Meanwhile, the 26-year-old Khan (27-3, 19 KOs), who has lost two of his past three bouts, is expected to debut as a welterweight against Ricky Hatton‘s conqueror, Ukrainian Vyacheslav Senchenko, at the Manchester Arena in England on April 20.
Fighting for the first time since relinquishing his WBA world light welterweight belt to WBC light welterweight champion “Swift” Danny Garcia last summer, Khan outclassed gritty Mexican Carlos Molina to earn a 10th round TKO on December 15 at the Sports Arena in Los Angeles, California.
“King Khan,” who prior to trumping the 27-year-old Molina (17-1-1, 7 KOs) hadn’t left the squared circle victorious since flooring Zab Judah in July 2011, is a human chandelier incapable of protecting a fragile chin.
At best, the WBC looks incompetent by inflating Khan’s standing.
Conversely, at worst, the organization appears corrupt and desperate to secure a lucrative mismatch between Khan, one of the most youthful British world champs ever at the age of 22, and the legendary Floyd Mayweather.
The 35-year-old Mayweather (43-0, 26 KOs), a longstanding WBC world welterweight titleholder who was named The Ring “Fighter of the Year” in 1998 and 2007, is destined to scrap current interim WBC welterweight king Robert Guerrero on May 4 at the MGM Grand in Las Vegas, Nevada.
Despite being a cocky jackass and convicted domestic abuser, Mayweather would utterly lambaste the middling bloke.
Fans of Khan, a Pakistani-British boxer who at 17 became the youngest Englishman to win an Olympic medal by capturing silver as a lightweight at the 2004 games in Greece, must consider the possibility that their hero simply doesn’t possess the gumption or resiliency to ever truly thrive in the squared circle.

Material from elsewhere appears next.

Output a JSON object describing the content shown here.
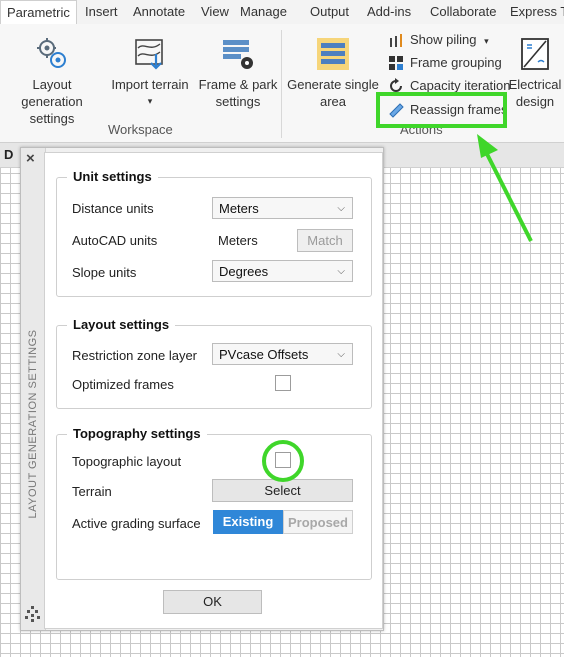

Thanks to the World Boxing Council’s asinine system, Amir Khan may be terribly embarrassed by Floyd Mayweather approximately a year from this evening.